MULTIVARIATE ANALYSIS, CHEMOMETRICS, AND THE FUTURE OF SPECTROSCOPY: HOW STATISTICS CAN COMPLEMENT SPECTROSCOPY AT ANY WAVELENGTH (Invited Presentation)

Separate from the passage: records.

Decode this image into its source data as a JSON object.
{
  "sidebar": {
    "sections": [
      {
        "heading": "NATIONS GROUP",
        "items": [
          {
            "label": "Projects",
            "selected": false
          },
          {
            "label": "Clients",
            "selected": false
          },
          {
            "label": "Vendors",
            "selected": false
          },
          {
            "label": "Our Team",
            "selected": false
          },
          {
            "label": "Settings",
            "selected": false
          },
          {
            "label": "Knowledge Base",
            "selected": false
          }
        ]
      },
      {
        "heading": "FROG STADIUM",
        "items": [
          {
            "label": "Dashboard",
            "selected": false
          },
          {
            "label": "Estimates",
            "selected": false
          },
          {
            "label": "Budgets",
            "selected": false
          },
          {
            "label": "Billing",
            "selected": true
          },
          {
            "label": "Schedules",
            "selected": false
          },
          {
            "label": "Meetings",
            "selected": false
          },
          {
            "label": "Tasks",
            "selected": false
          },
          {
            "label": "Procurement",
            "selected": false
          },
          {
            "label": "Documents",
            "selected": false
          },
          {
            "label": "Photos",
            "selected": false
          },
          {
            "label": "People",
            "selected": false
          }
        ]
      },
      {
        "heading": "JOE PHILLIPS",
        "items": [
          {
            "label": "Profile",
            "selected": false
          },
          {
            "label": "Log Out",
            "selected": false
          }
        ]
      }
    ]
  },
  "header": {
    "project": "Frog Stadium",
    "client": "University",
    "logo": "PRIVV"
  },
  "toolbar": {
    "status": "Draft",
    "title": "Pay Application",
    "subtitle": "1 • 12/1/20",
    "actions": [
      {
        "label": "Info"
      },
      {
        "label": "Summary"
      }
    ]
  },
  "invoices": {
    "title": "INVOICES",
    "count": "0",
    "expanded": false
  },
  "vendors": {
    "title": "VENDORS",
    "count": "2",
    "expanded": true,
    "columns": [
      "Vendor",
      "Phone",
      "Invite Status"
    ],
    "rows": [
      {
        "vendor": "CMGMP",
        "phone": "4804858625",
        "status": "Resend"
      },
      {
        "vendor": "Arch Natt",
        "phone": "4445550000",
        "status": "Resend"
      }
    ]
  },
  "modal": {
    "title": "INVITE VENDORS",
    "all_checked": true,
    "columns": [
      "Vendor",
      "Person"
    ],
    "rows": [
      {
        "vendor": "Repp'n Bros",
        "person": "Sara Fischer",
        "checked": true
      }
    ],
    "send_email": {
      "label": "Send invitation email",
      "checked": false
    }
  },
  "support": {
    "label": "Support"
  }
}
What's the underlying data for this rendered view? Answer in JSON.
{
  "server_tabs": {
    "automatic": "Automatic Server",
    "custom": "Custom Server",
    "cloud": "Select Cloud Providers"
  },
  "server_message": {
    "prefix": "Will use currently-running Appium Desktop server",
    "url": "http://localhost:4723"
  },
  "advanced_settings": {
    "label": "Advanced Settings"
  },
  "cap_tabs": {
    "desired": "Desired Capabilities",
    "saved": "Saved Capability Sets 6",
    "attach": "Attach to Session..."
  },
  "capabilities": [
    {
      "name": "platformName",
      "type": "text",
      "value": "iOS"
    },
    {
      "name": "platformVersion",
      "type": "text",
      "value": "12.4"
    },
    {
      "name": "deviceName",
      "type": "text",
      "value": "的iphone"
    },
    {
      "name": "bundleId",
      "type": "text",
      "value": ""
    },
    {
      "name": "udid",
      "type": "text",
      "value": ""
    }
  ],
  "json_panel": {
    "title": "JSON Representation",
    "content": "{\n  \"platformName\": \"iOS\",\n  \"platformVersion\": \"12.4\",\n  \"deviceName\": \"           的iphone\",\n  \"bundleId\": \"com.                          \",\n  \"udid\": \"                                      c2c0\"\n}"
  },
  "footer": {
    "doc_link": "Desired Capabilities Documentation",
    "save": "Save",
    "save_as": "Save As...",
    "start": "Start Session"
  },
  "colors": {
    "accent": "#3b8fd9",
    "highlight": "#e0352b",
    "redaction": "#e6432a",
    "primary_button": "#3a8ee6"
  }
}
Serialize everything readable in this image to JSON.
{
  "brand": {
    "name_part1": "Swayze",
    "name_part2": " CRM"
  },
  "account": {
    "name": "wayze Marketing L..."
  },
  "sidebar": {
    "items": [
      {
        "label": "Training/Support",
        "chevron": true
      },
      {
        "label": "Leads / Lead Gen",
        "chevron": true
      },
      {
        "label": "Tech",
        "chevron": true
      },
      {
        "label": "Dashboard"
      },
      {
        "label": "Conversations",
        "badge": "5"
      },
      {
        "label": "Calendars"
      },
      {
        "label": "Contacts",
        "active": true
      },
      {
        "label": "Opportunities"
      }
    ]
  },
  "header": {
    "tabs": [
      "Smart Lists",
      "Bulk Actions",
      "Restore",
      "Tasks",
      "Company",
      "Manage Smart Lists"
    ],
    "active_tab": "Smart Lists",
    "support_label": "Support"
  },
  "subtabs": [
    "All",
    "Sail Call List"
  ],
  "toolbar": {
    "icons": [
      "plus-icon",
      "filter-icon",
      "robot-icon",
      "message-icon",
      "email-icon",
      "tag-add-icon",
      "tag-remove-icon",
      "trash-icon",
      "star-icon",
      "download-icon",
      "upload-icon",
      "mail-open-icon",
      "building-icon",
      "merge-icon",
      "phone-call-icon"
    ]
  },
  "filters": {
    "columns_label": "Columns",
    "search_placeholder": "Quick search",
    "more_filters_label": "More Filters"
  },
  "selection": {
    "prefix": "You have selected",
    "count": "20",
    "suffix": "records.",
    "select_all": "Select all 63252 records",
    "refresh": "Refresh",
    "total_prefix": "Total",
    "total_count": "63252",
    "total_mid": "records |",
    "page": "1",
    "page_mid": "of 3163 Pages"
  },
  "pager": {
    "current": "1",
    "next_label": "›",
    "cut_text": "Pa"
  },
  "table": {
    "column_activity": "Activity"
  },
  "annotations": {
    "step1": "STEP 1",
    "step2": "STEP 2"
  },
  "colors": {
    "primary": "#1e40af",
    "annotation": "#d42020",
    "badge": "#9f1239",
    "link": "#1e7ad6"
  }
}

For example, laser-induced breakdown spectroscopy (LIBS) is based on atomic emissions from within a superheated plasma. Univariate analyses that relate individual peaks to concentration do not yield quantitative calibrations. Use of partial least-squares (PLS) techniques developed for situations where highly collinear explanatory (p) variables significantly outnumber the observations (N) ( p >> N) has made it possible to derive quantitative elemental analyses from LIBS data, outperforming univariate analyses in geological samples by an order of magnitude in accuracy. X-ray Absorption Near-Edge Spectroscopy (XANES) has also benefitted from implementation of these multivariate techniques; in those data, the pre-edge spectral region traditionally used for valence state measurements has been shown to be less accurate for predicting valence state than the main edge. Also used in the FTIR community, the PLS technique and other related shrunken regression methods have tremendous potential for extracting subtle details out of complicated spectral data.